Ms. Popely can be contacted at 312-752-2216 or Deborah.popely@kendall.edu

Coming up in October 2019...

Revenue Management: Focus On Profit
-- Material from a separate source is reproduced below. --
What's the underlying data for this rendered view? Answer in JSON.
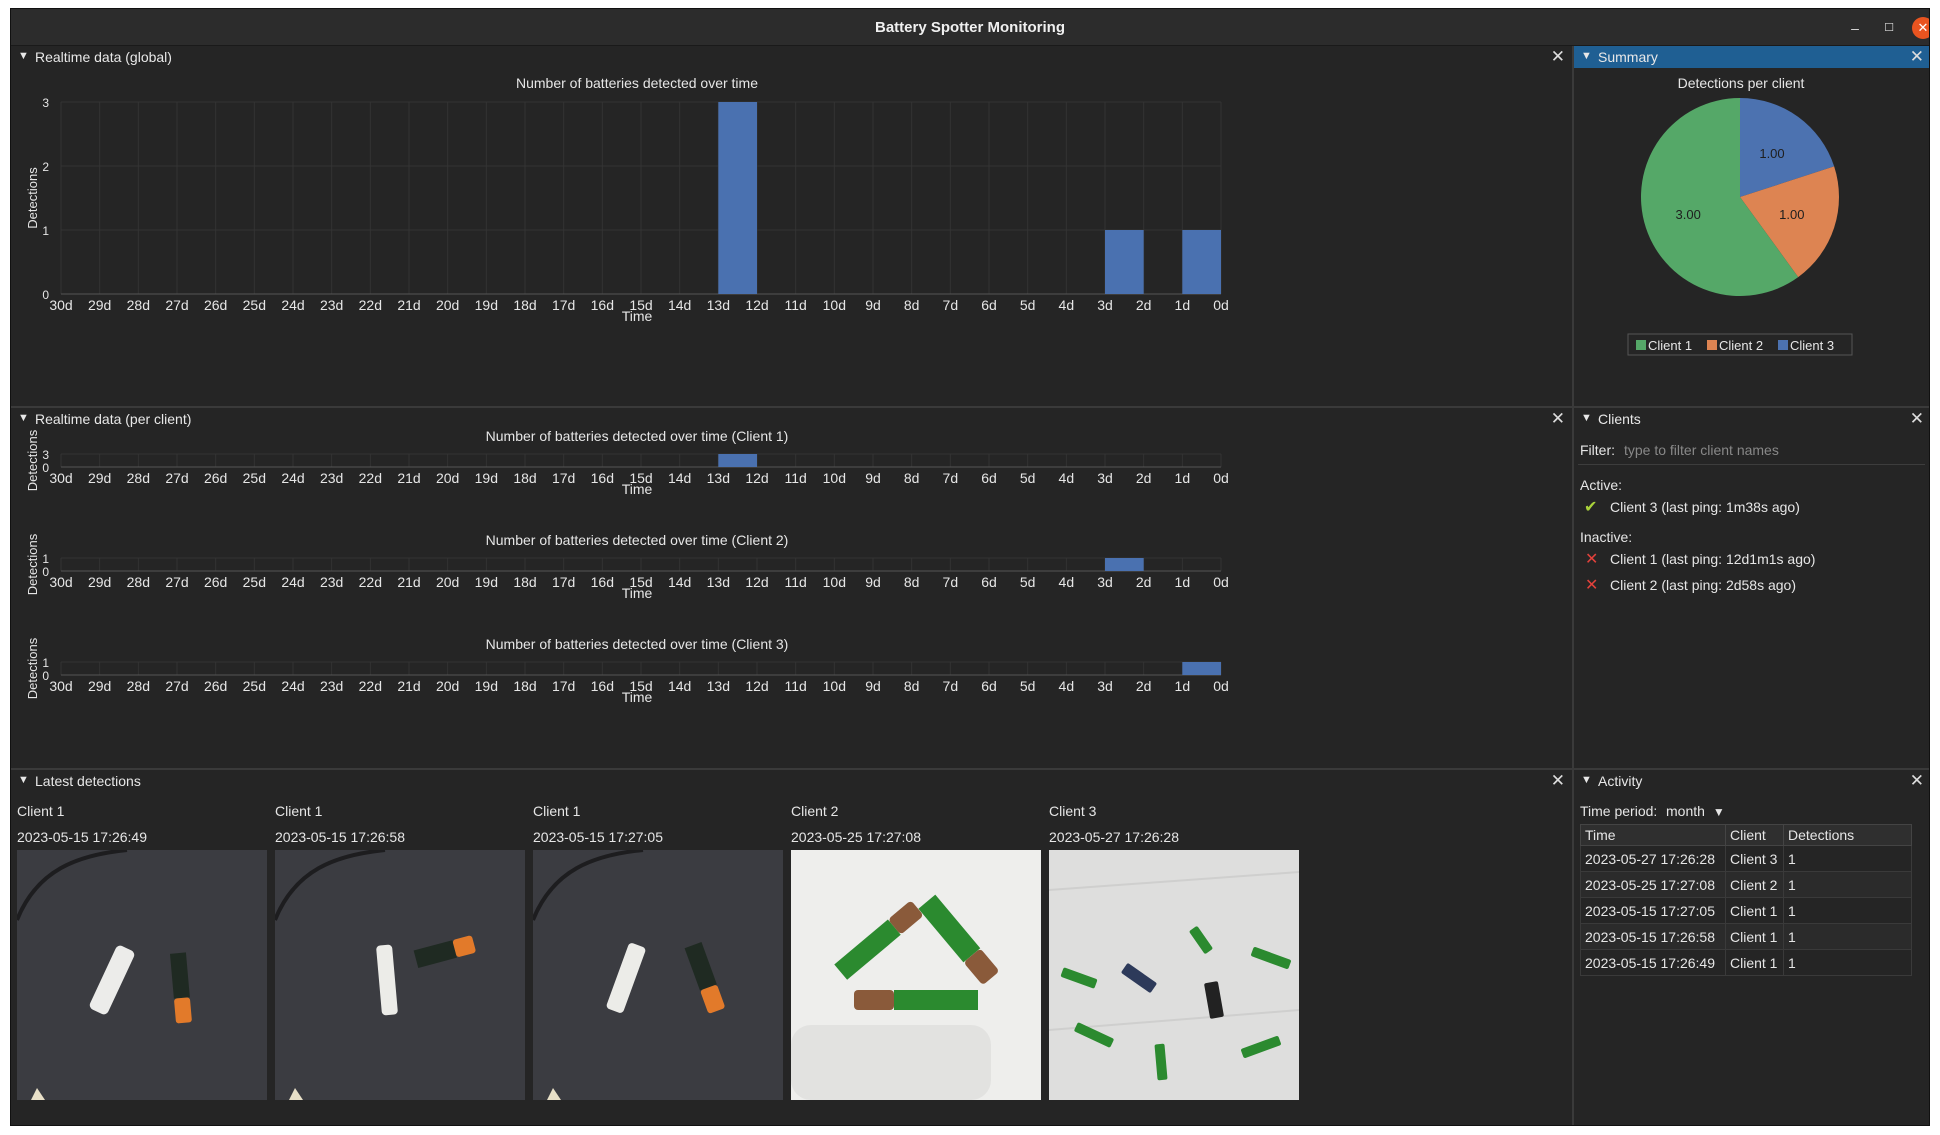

Revenue Management is still a relatively new profession within hotel operations and as such, it continues to evolve. One significant trend in this area is a shift away from using revenue as the foundation to generate key performance indicators (KPIs) and to instead place the emphasis on profit. Traditionally, revenue managers have relied on total revenue per available room (TrevPAR) and revenue per available room (RevPAR) as the basis of their KPIs. Now, some revenue managers are using gross operating profit per available room (GOPPAR) as their primary KPI. This puts profit at the center of revenue management strategy, and managers are increasingly searching for new ways to increase the profitability of their hotels. Return on Investment is the objective of any hotel investment, so it is only logical that profitability and ROI will be emphasized going forward. Another trend is an expanded focus on direct hotel bookings. Revenue managers know that one way to increase profitability is to steer guests away from online travel agencies (OTAs) and book directly with the hotel. This tactic also reinforces brand identity and loyalty, and encourages repeat business. In addition, it provides a valuable platform to market the hotel directly to the customer, and to upsell room upgrades or other services to them. Another trend for revenue managers involves automation in their software programs. Revenue management systems with automation are far more desirable than those without it. Automating data entry and logistics increases efficiency, allowing managers to spend more time on formulating strategy. As a bonus, an automated system helps with aggregating and interpreting data. The October issue of the Hotel Business Review will address these developments and document how some leading hotels are executing their revenue management strategies.